Sediment phosphorus has been the subject of a number of studies because of its role in the state and development of lake ecosystems (Dillon & Rigler, 1974; Bostrom et al., 1982; Golterman, 2004). Concentrations of P in lake sediments depend on its concentrations in the lake water, the transport of soluble phosphate between solid components, adsorption.desorption mechanisms, the chemisorption ability of the sediments, and biological uptake (Andersen, 1975; Sondergaard et al., 1992; Koski-Vahala & Hartikainen, 2001; Koski-Vahala et al., 2001). Due to the differences in the origin and genesis of the studied water bodies, as well as a large number of external and internal factors, the biogeochemical cycling of P fractions and, thus, their concentrations in sediments can vary greatly. Therefore, it is necessary to analyse different ecosystem components separately and then identify the general rules governing their dynamics (Punning et al., 2007). A prerequisite for sound environmental field studies on phosphorus is application of reliable analytical methodologies. The lack of uniformity between the different extraction methods does not allow comparison of results or validation of procedures. Indeed, the results do not depend only on the extraction method used. For accurate analyses and especially data interpretation, knowledge of P fractions is required, as environmental behaviour is often critically dependent on the physical and chemical form of P. Nevertheless, extraction methods often yield reproducible results that allow a description of the sediment's P fractions and an estimation of the dominant binding compounds in a given sediment (Pettersson et al., 1988). For the study of the biogeochemical cycling of phosphorus, chemical fractionation methods have been predominantly used. These methods involve a successive addition of different extraction media to sediment samples, each of which is expected to extract a particular fraction of phosphorus. Phosphorus bound to metal oxides, mainly those of Fe and Al, is represented by NaOH-P. The concentration of the NaOH-P fraction can be used for the estimation of both short-term and long-term available P in sediments and it is a measure of available algal P (Zhou et al., 2001). The P fraction that is assumed to consist mainly of apatite P is represented by HCl-P. The most important inorganic P pools seem to be NaOH-P and HCl-P (Golterman, 2004). Most methods of phosphorus determination are based on the reaction of P with an acidified molybdate reagent to yield a phosphomolybdate heteropolyacid, which is then reduced to an intensely-coloured blue compound and determined spectrophotometrically (Murphy & Riley, 1962; McKelvie et al., 1995). There is still debate on the methodological question about the duration of reactions and the concentration of reagents in relation to the concentrations of P extracted. Extractions of NaOH were invalidated by Hieltjes & Lijklema (1980), Golterman (1996), Golterman et al. (1998), and Romero-Gonzalez et al. (2001). All these authors demonstrated that the duration of the extraction and the reagent concentration always influence the quantities of P extracted and they stressed that more investigations are needed.

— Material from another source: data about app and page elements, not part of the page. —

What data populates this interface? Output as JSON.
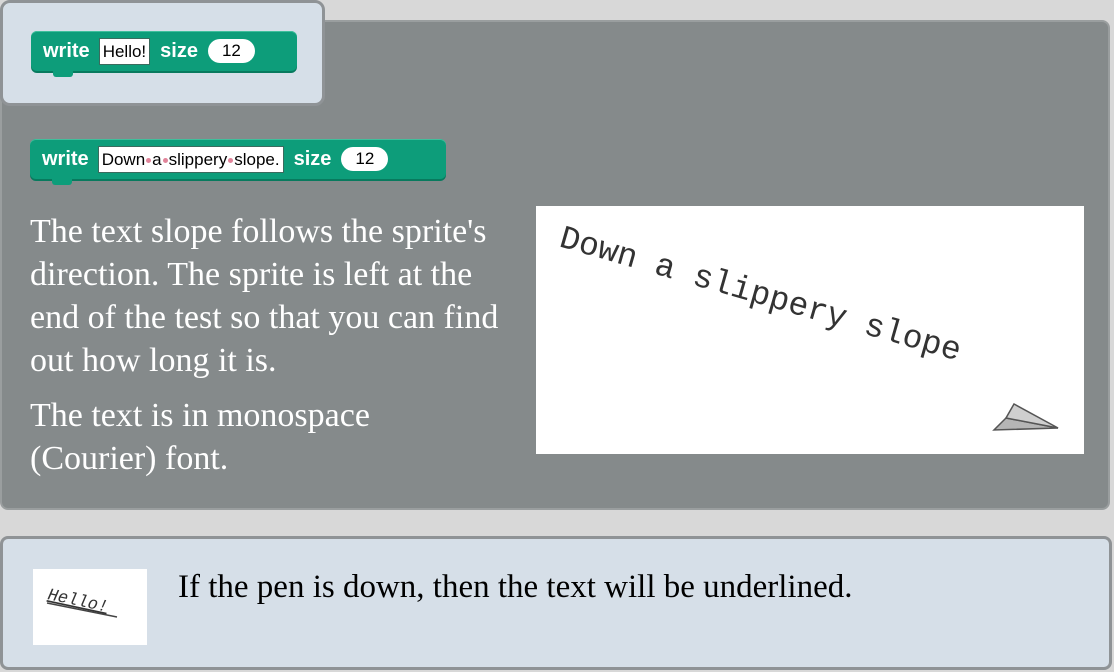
{
  "hint_block": {
    "keyword": "write",
    "text": "Hello!",
    "size_keyword": "size",
    "size_value": "12"
  },
  "main_block": {
    "keyword": "write",
    "text_words": [
      "Down",
      "a",
      "slippery",
      "slope."
    ],
    "size_keyword": "size",
    "size_value": "12"
  },
  "description": {
    "paragraph1": "The text slope follows the sprite's direction. The sprite is left at the end of the test so that you can find out how long it is.",
    "paragraph2": "The text is in monospace (Courier) font."
  },
  "preview": {
    "rendered_text": "Down a slippery slope",
    "icon": "arrow-sprite-icon"
  },
  "note": {
    "thumbnail_text": "Hello!",
    "text": "If the pen is down, then the text will be underlined."
  },
  "colors": {
    "block_green": "#0d9d7a",
    "panel_gray": "#858a8b",
    "card_blue": "#d6dfe8"
  }
}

Due to the effects of the physical-chemical and environmental conditions on the interface of water and sediments, the proportion of P compounds could be modified and P compounds that have already accumulated within sediments could be partly released. As permanent P exchange takes place within this interface, over time the lake sediment can act as an internal source of phosphorus for the overlying water (Lijklema, 1986; Ramm & Scheps, 1997; Zhou et al., 2001). The existence of different P fractions in association with fractions of different particle size is affected by the sedimentation environment.
The objective of this research was to estimate the use of the following factors in the measurement of phosphorus fraction concentrations in lake sediments as a tool for understanding the potential mobility of P from sediments to the overlaying water: (1) reagent concentration, (2) duration of extraction, (3) stability and reproducibility of the concentrations of extracted P, and (4) lithological composition of the sediment. …